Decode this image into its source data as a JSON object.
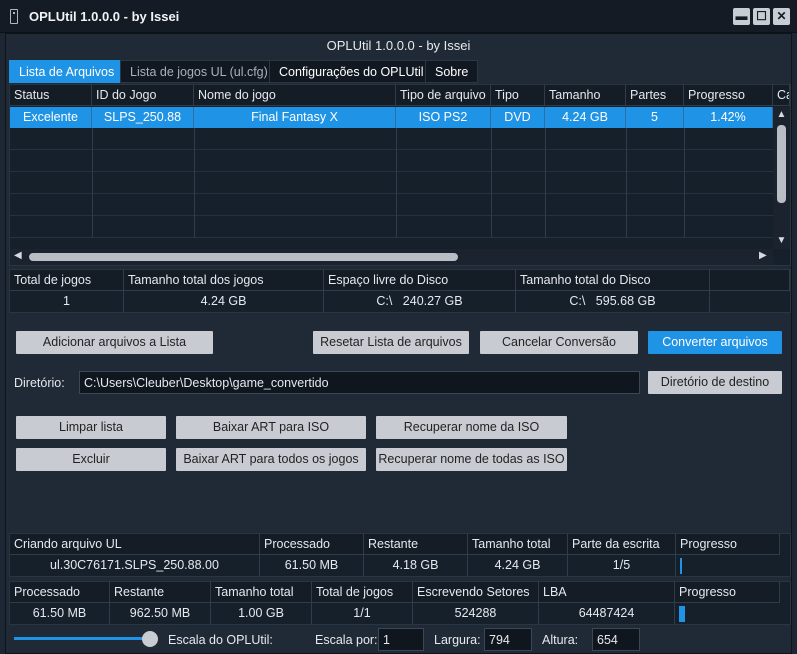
{
  "window": {
    "title": "OPLUtil 1.0.0.0 - by Issei",
    "subtitle": "OPLUtil 1.0.0.0 - by Issei",
    "controls": {
      "minimize": "▬",
      "maximize": "☐",
      "close": "✕"
    }
  },
  "tabs": [
    {
      "label": "Lista de Arquivos",
      "active": true
    },
    {
      "label": "Lista de jogos UL (ul.cfg)",
      "active": false
    },
    {
      "label": "Configurações do OPLUtil",
      "active": false
    },
    {
      "label": "Sobre",
      "active": false
    }
  ],
  "file_table": {
    "columns": [
      "Status",
      "ID do Jogo",
      "Nome do jogo",
      "Tipo de arquivo",
      "Tipo",
      "Tamanho",
      "Partes",
      "Progresso",
      "Ca"
    ],
    "rows": [
      [
        "Excelente",
        "SLPS_250.88",
        "Final Fantasy X",
        "ISO PS2",
        "DVD",
        "4.24 GB",
        "5",
        "1.42%"
      ]
    ]
  },
  "summary": {
    "headers": [
      "Total de jogos",
      "Tamanho total dos jogos",
      "Espaço livre do Disco",
      "Tamanho total do Disco"
    ],
    "values": [
      "1",
      "4.24 GB",
      "C:\\   240.27 GB",
      "C:\\   595.68 GB"
    ]
  },
  "buttons": {
    "add_files": "Adicionar arquivos a Lista",
    "reset_list": "Resetar Lista de arquivos",
    "cancel_conversion": "Cancelar Conversão",
    "convert_files": "Converter arquivos",
    "dest_dir": "Diretório de destino",
    "clear_list": "Limpar lista",
    "download_art": "Baixar ART para ISO",
    "recover_iso_name": "Recuperar nome da ISO",
    "delete": "Excluir",
    "download_art_all": "Baixar ART para todos os jogos",
    "recover_all_names": "Recuperar nome de todas as ISO"
  },
  "directory": {
    "label": "Diretório:",
    "value": "C:\\Users\\Cleuber\\Desktop\\game_convertido"
  },
  "ul_status": {
    "headers": [
      "Criando arquivo UL",
      "Processado",
      "Restante",
      "Tamanho total",
      "Parte da escrita",
      "Progresso"
    ],
    "values": [
      "ul.30C76171.SLPS_250.88.00",
      "61.50 MB",
      "4.18 GB",
      "4.24 GB",
      "1/5",
      ""
    ],
    "progress": 0.01
  },
  "sector_status": {
    "headers": [
      "Processado",
      "Restante",
      "Tamanho total",
      "Total de jogos",
      "Escrevendo Setores",
      "LBA",
      "Progresso"
    ],
    "values": [
      "61.50 MB",
      "962.50 MB",
      "1.00 GB",
      "1/1",
      "524288",
      "64487424",
      ""
    ],
    "progress": 0.06
  },
  "footer": {
    "scale_label": "Escala do OPLUtil:",
    "scale_by_label": "Escala por:",
    "scale_by_value": "1",
    "width_label": "Largura:",
    "width_value": "794",
    "height_label": "Altura:",
    "height_value": "654",
    "slider_value": 1.0
  }
}
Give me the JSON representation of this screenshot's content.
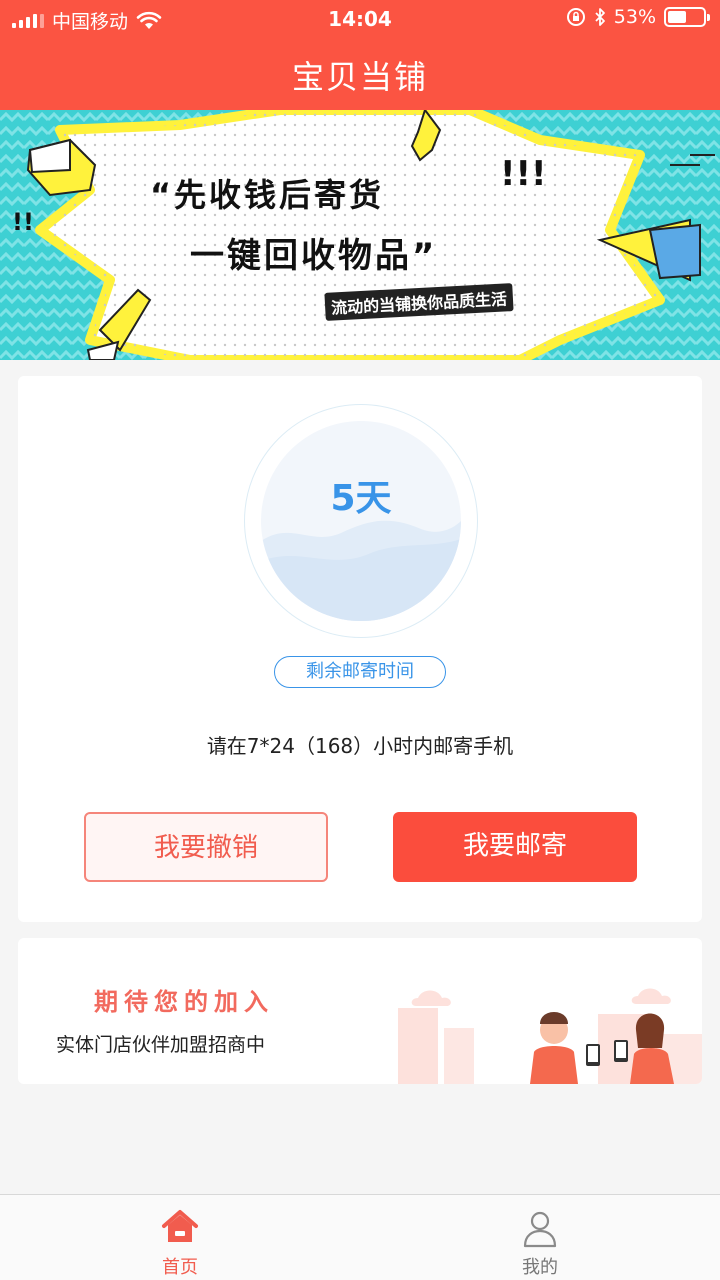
{
  "status_bar": {
    "carrier": "中国移动",
    "time": "14:04",
    "battery_percent": "53%",
    "battery_level": 0.53
  },
  "header": {
    "title": "宝贝当铺"
  },
  "banner": {
    "line1": "“先收钱后寄货",
    "line2": "一键回收物品”",
    "line3": "流动的当铺换你品质生活"
  },
  "countdown": {
    "value": "5天",
    "pill_label": "剩余邮寄时间",
    "instruction": "请在7*24（168）小时内邮寄手机"
  },
  "actions": {
    "cancel_label": "我要撤销",
    "send_label": "我要邮寄"
  },
  "promo": {
    "title": "期待您的加入",
    "subtitle": "实体门店伙伴加盟招商中"
  },
  "tabbar": {
    "home_label": "首页",
    "me_label": "我的",
    "active": "home"
  },
  "colors": {
    "brand": "#fb5442",
    "accent_blue": "#3994e8",
    "banner_cyan": "#3ed0d3",
    "banner_yellow": "#fff23c"
  }
}
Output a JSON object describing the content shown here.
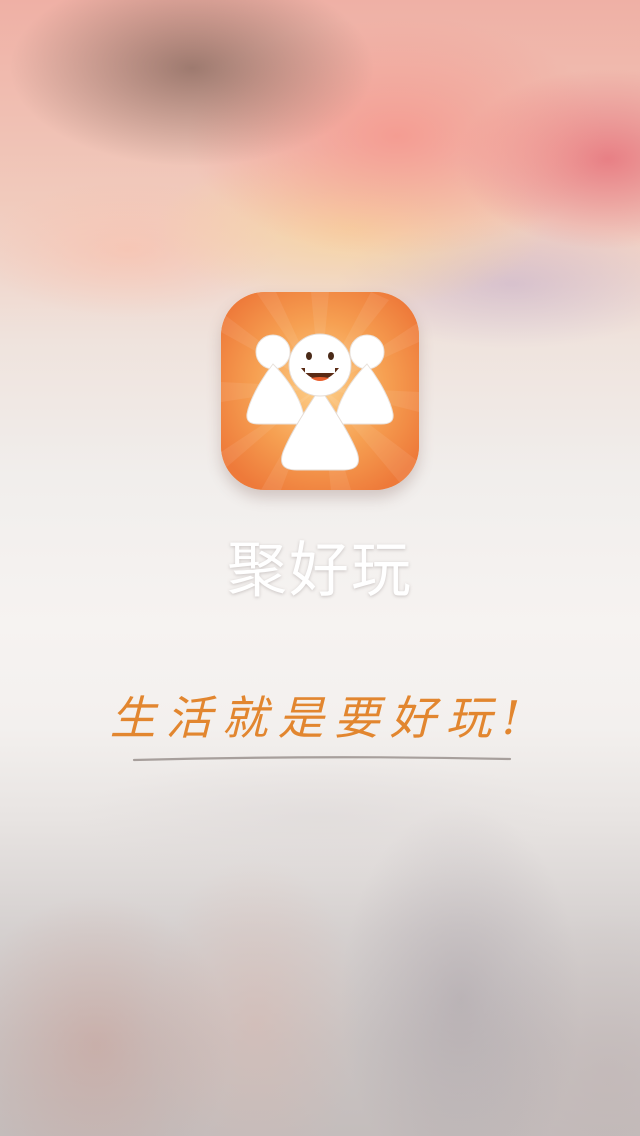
{
  "app": {
    "name": "聚好玩",
    "slogan": "生活就是要好玩!"
  },
  "icons": {
    "logo": "smiling-mascot-app-icon"
  },
  "colors": {
    "icon_orange": "#f0823f",
    "icon_light": "#fbc07a",
    "slogan": "#e2862f",
    "title": "#ffffff"
  }
}
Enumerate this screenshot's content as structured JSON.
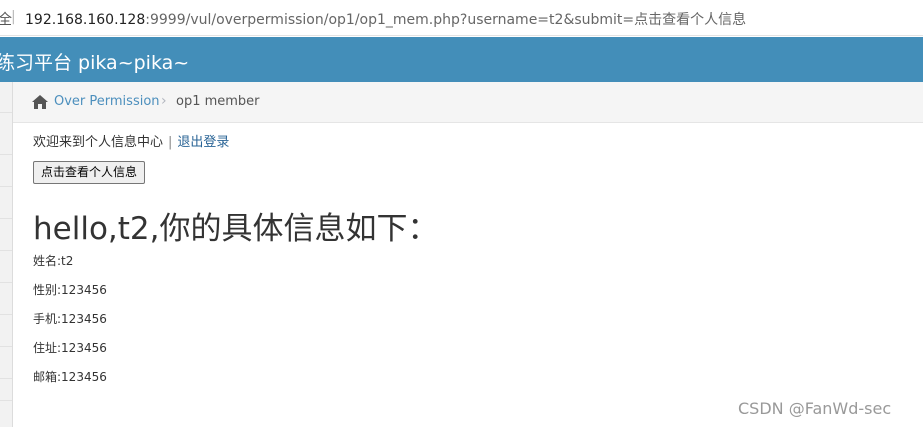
{
  "browser": {
    "prefix": "全",
    "separator": "|",
    "url_host": "192.168.160.128",
    "url_path": ":9999/vul/overpermission/op1/op1_mem.php?username=t2&submit=点击查看个人信息"
  },
  "navbar": {
    "brand": "练习平台 pika~pika~",
    "color": "#438eb9"
  },
  "breadcrumb": {
    "home_icon": "home-icon",
    "link": "Over Permission",
    "separator": "›",
    "current": "op1 member"
  },
  "content": {
    "welcome_text": "欢迎来到个人信息中心",
    "pipe": "|",
    "logout_link": "退出登录",
    "view_button": "点击查看个人信息",
    "hello_heading": "hello,t2,你的具体信息如下：",
    "fields": [
      {
        "label": "姓名:t2"
      },
      {
        "label": "性别:123456"
      },
      {
        "label": "手机:123456"
      },
      {
        "label": "住址:123456"
      },
      {
        "label": "邮箱:123456"
      }
    ]
  },
  "watermark": "CSDN @FanWd-sec"
}
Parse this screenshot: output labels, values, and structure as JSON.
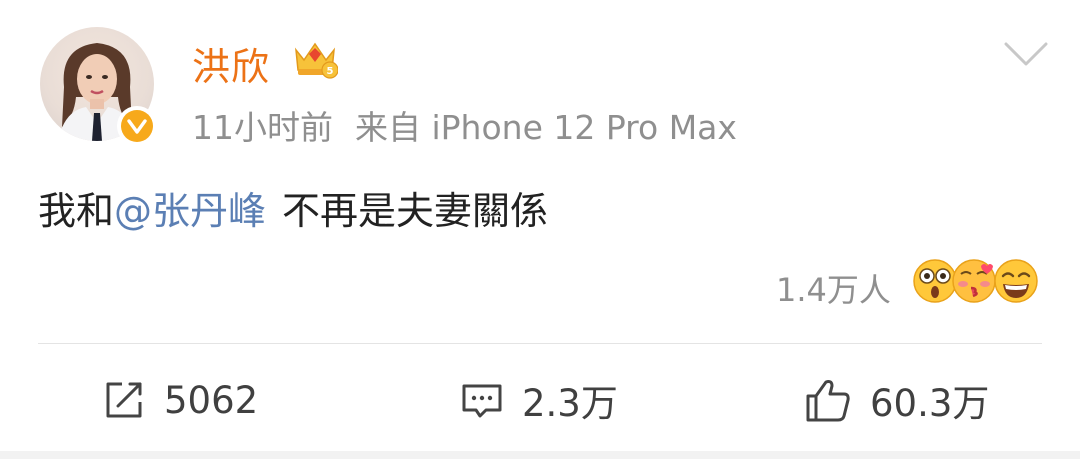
{
  "post": {
    "author": "洪欣",
    "time": "11小时前",
    "source": "来自 iPhone 12 Pro Max",
    "text_prefix": "我和",
    "mention": "@张丹峰",
    "text_suffix": "不再是夫妻關係"
  },
  "reactions": {
    "count_label": "1.4万人",
    "emoji_icons": [
      "shocked-emoji-icon",
      "kiss-emoji-icon",
      "laughing-emoji-icon"
    ]
  },
  "actions": {
    "repost": {
      "icon": "repost-icon",
      "count": "5062"
    },
    "comment": {
      "icon": "comment-icon",
      "count": "2.3万"
    },
    "like": {
      "icon": "thumbs-up-icon",
      "count": "60.3万"
    }
  },
  "colors": {
    "username": "#ec7216",
    "mention": "#5b7fb4",
    "verified_badge": "#f7a91b",
    "meta_text": "#8f8f8f"
  }
}
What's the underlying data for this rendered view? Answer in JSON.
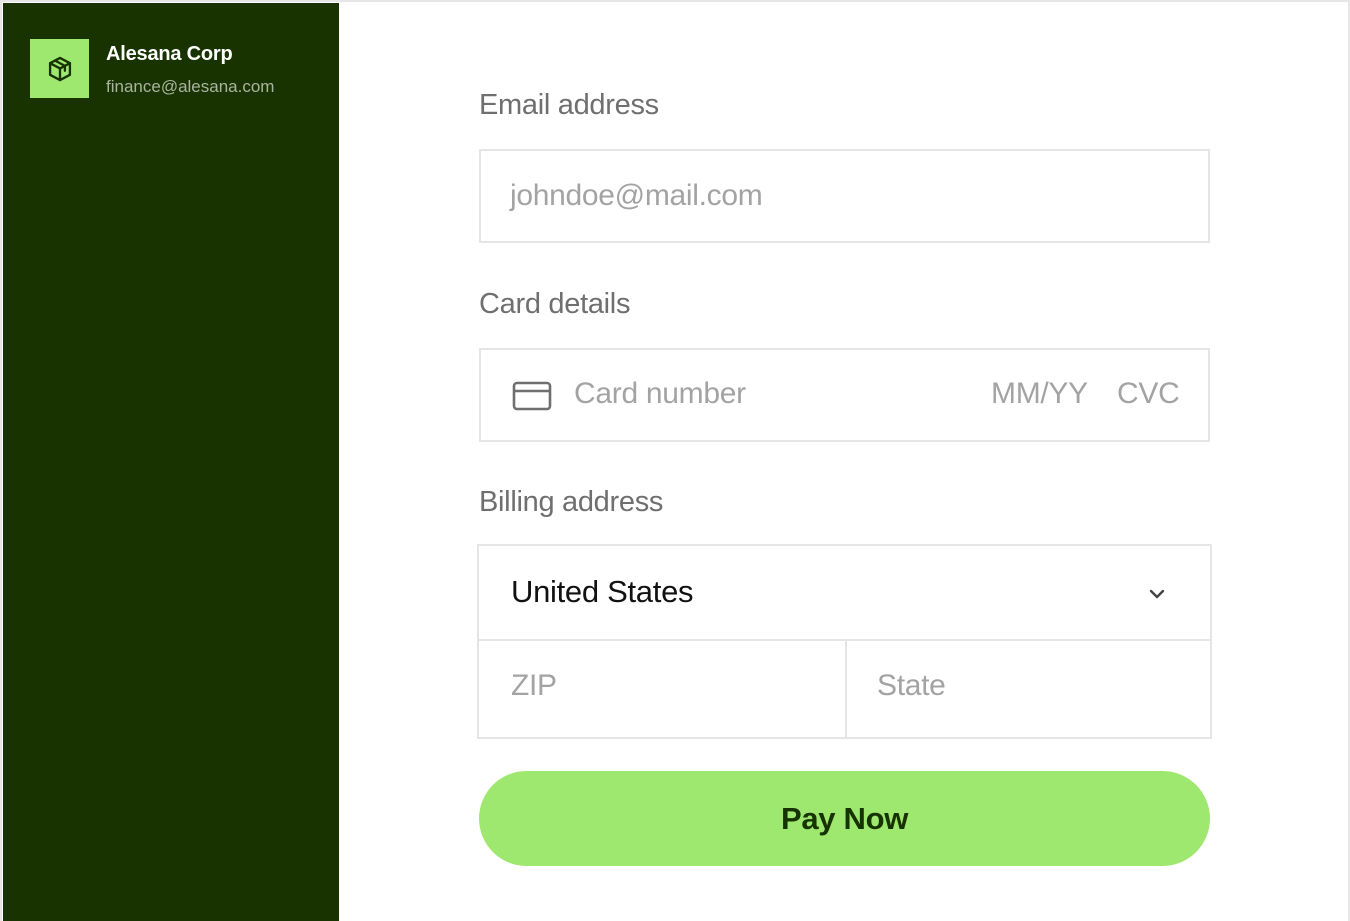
{
  "company": {
    "name": "Alesana Corp",
    "email": "finance@alesana.com",
    "logo_icon": "cube-icon"
  },
  "form": {
    "email": {
      "label": "Email address",
      "placeholder": "johndoe@mail.com",
      "value": ""
    },
    "card": {
      "label": "Card details",
      "icon": "credit-card-icon",
      "number_placeholder": "Card number",
      "expiry_placeholder": "MM/YY",
      "cvc_placeholder": "CVC"
    },
    "billing": {
      "label": "Billing address",
      "country": "United States",
      "zip_placeholder": "ZIP",
      "state_placeholder": "State"
    },
    "submit_label": "Pay Now"
  },
  "colors": {
    "sidebar_bg": "#183300",
    "accent": "#9fe870",
    "button_text": "#163300"
  }
}
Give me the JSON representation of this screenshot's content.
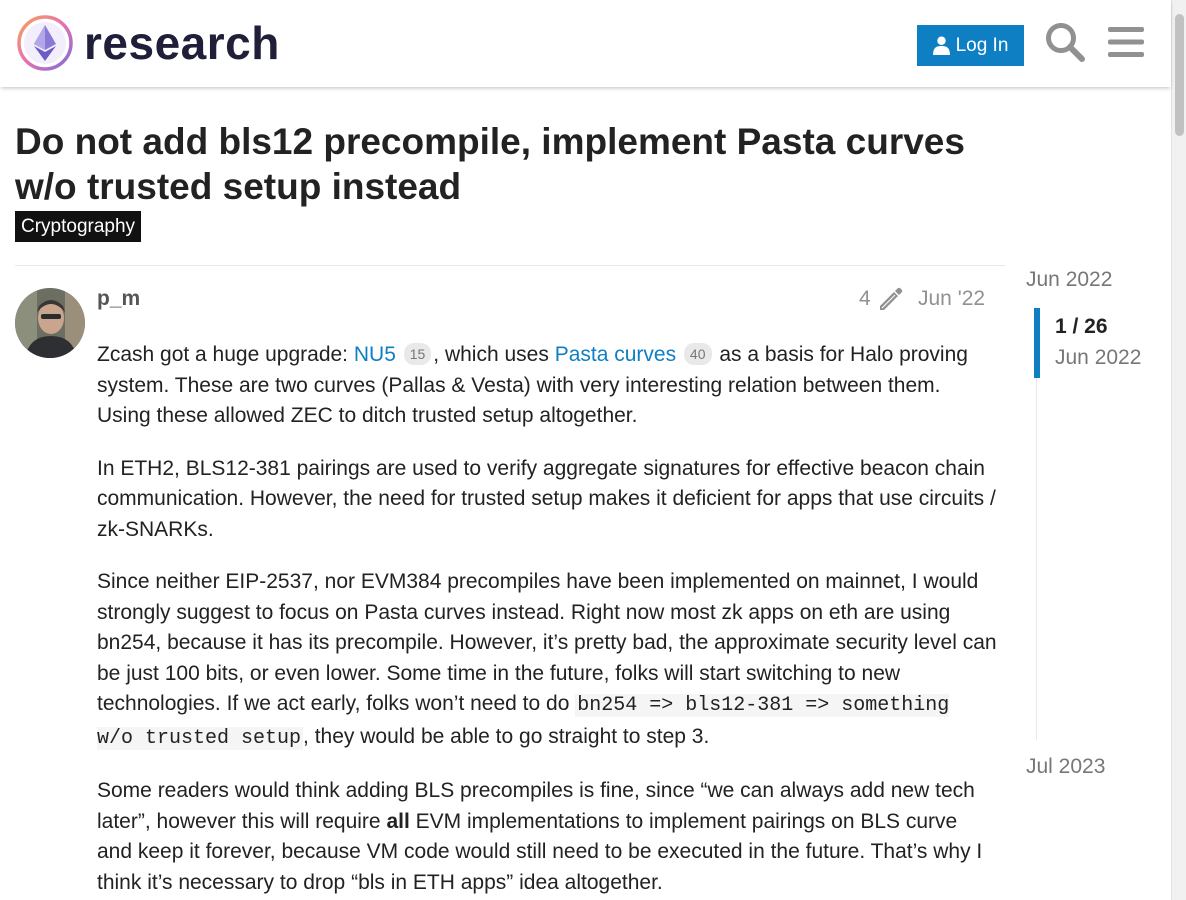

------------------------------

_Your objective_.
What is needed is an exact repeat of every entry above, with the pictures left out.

_Result of the task_.
Decode this image into its source data as a JSON object.
{
  "window": {
    "title": "OPLUtil 1.0.0.0 - by Issei",
    "subtitle": "OPLUtil 1.0.0.0 - by Issei",
    "controls": {
      "minimize": "▬",
      "maximize": "☐",
      "close": "✕"
    }
  },
  "tabs": [
    {
      "label": "Lista de Arquivos",
      "active": true
    },
    {
      "label": "Lista de jogos UL (ul.cfg)",
      "active": false
    },
    {
      "label": "Configurações do OPLUtil",
      "active": false
    },
    {
      "label": "Sobre",
      "active": false
    }
  ],
  "file_table": {
    "columns": [
      "Status",
      "ID do Jogo",
      "Nome do jogo",
      "Tipo de arquivo",
      "Tipo",
      "Tamanho",
      "Partes",
      "Progresso",
      "Ca"
    ],
    "rows": [
      [
        "Excelente",
        "SLPS_250.88",
        "Final Fantasy X",
        "ISO PS2",
        "DVD",
        "4.24 GB",
        "5",
        "1.42%"
      ]
    ]
  },
  "summary": {
    "headers": [
      "Total de jogos",
      "Tamanho total dos jogos",
      "Espaço livre do Disco",
      "Tamanho total do Disco"
    ],
    "values": [
      "1",
      "4.24 GB",
      "C:\\   240.27 GB",
      "C:\\   595.68 GB"
    ]
  },
  "buttons": {
    "add_files": "Adicionar arquivos a Lista",
    "reset_list": "Resetar Lista de arquivos",
    "cancel_conversion": "Cancelar Conversão",
    "convert_files": "Converter arquivos",
    "dest_dir": "Diretório de destino",
    "clear_list": "Limpar lista",
    "download_art": "Baixar ART para ISO",
    "recover_iso_name": "Recuperar nome da ISO",
    "delete": "Excluir",
    "download_art_all": "Baixar ART para todos os jogos",
    "recover_all_names": "Recuperar nome de todas as ISO"
  },
  "directory": {
    "label": "Diretório:",
    "value": "C:\\Users\\Cleuber\\Desktop\\game_convertido"
  },
  "ul_status": {
    "headers": [
      "Criando arquivo UL",
      "Processado",
      "Restante",
      "Tamanho total",
      "Parte da escrita",
      "Progresso"
    ],
    "values": [
      "ul.30C76171.SLPS_250.88.00",
      "61.50 MB",
      "4.18 GB",
      "4.24 GB",
      "1/5",
      ""
    ],
    "progress": 0.01
  },
  "sector_status": {
    "headers": [
      "Processado",
      "Restante",
      "Tamanho total",
      "Total de jogos",
      "Escrevendo Setores",
      "LBA",
      "Progresso"
    ],
    "values": [
      "61.50 MB",
      "962.50 MB",
      "1.00 GB",
      "1/1",
      "524288",
      "64487424",
      ""
    ],
    "progress": 0.06
  },
  "footer": {
    "scale_label": "Escala do OPLUtil:",
    "scale_by_label": "Escala por:",
    "scale_by_value": "1",
    "width_label": "Largura:",
    "width_value": "794",
    "height_label": "Altura:",
    "height_value": "654",
    "slider_value": 1.0
  }
}
Give me the JSON representation of this screenshot's content.
{
  "status_bar": {
    "carrier": "中国移动",
    "time": "14:04",
    "battery_percent": "53%",
    "battery_level": 0.53
  },
  "header": {
    "title": "宝贝当铺"
  },
  "banner": {
    "line1": "“先收钱后寄货",
    "line2": "一键回收物品”",
    "line3": "流动的当铺换你品质生活"
  },
  "countdown": {
    "value": "5天",
    "pill_label": "剩余邮寄时间",
    "instruction": "请在7*24（168）小时内邮寄手机"
  },
  "actions": {
    "cancel_label": "我要撤销",
    "send_label": "我要邮寄"
  },
  "promo": {
    "title": "期待您的加入",
    "subtitle": "实体门店伙伴加盟招商中"
  },
  "tabbar": {
    "home_label": "首页",
    "me_label": "我的",
    "active": "home"
  },
  "colors": {
    "brand": "#fb5442",
    "accent_blue": "#3994e8",
    "banner_cyan": "#3ed0d3",
    "banner_yellow": "#fff23c"
  }
}
Output a JSON object describing the content shown here.
{
  "app": {
    "name": "聚好玩",
    "slogan": "生活就是要好玩!"
  },
  "icons": {
    "logo": "smiling-mascot-app-icon"
  },
  "colors": {
    "icon_orange": "#f0823f",
    "icon_light": "#fbc07a",
    "slogan": "#e2862f",
    "title": "#ffffff"
  }
}
Enumerate this screenshot's content as structured JSON.
{
  "browser": {
    "prefix": "全",
    "separator": "|",
    "url_host": "192.168.160.128",
    "url_path": ":9999/vul/overpermission/op1/op1_mem.php?username=t2&submit=点击查看个人信息"
  },
  "navbar": {
    "brand": "练习平台 pika~pika~",
    "color": "#438eb9"
  },
  "breadcrumb": {
    "home_icon": "home-icon",
    "link": "Over Permission",
    "separator": "›",
    "current": "op1 member"
  },
  "content": {
    "welcome_text": "欢迎来到个人信息中心",
    "pipe": "|",
    "logout_link": "退出登录",
    "view_button": "点击查看个人信息",
    "hello_heading": "hello,t2,你的具体信息如下：",
    "fields": [
      {
        "label": "姓名:t2"
      },
      {
        "label": "性别:123456"
      },
      {
        "label": "手机:123456"
      },
      {
        "label": "住址:123456"
      },
      {
        "label": "邮箱:123456"
      }
    ]
  },
  "watermark": "CSDN @FanWd-sec"
}
Parse this screenshot: output labels, values, and structure as JSON.
{
  "post": {
    "author": "洪欣",
    "time": "11小时前",
    "source": "来自 iPhone 12 Pro Max",
    "text_prefix": "我和",
    "mention": "@张丹峰",
    "text_suffix": "不再是夫妻關係"
  },
  "reactions": {
    "count_label": "1.4万人",
    "emoji_icons": [
      "shocked-emoji-icon",
      "kiss-emoji-icon",
      "laughing-emoji-icon"
    ]
  },
  "actions": {
    "repost": {
      "icon": "repost-icon",
      "count": "5062"
    },
    "comment": {
      "icon": "comment-icon",
      "count": "2.3万"
    },
    "like": {
      "icon": "thumbs-up-icon",
      "count": "60.3万"
    }
  },
  "colors": {
    "username": "#ec7216",
    "mention": "#5b7fb4",
    "verified_badge": "#f7a91b",
    "meta_text": "#8f8f8f"
  }
}
What's the underlying data for this rendered view? Answer in JSON.
{
  "company": {
    "name": "Alesana Corp",
    "email": "finance@alesana.com",
    "logo_icon": "cube-icon"
  },
  "form": {
    "email": {
      "label": "Email address",
      "placeholder": "johndoe@mail.com",
      "value": ""
    },
    "card": {
      "label": "Card details",
      "icon": "credit-card-icon",
      "number_placeholder": "Card number",
      "expiry_placeholder": "MM/YY",
      "cvc_placeholder": "CVC"
    },
    "billing": {
      "label": "Billing address",
      "country": "United States",
      "zip_placeholder": "ZIP",
      "state_placeholder": "State"
    },
    "submit_label": "Pay Now"
  },
  "colors": {
    "sidebar_bg": "#183300",
    "accent": "#9fe870",
    "button_text": "#163300"
  }
}
Give me the JSON representation of this screenshot's content.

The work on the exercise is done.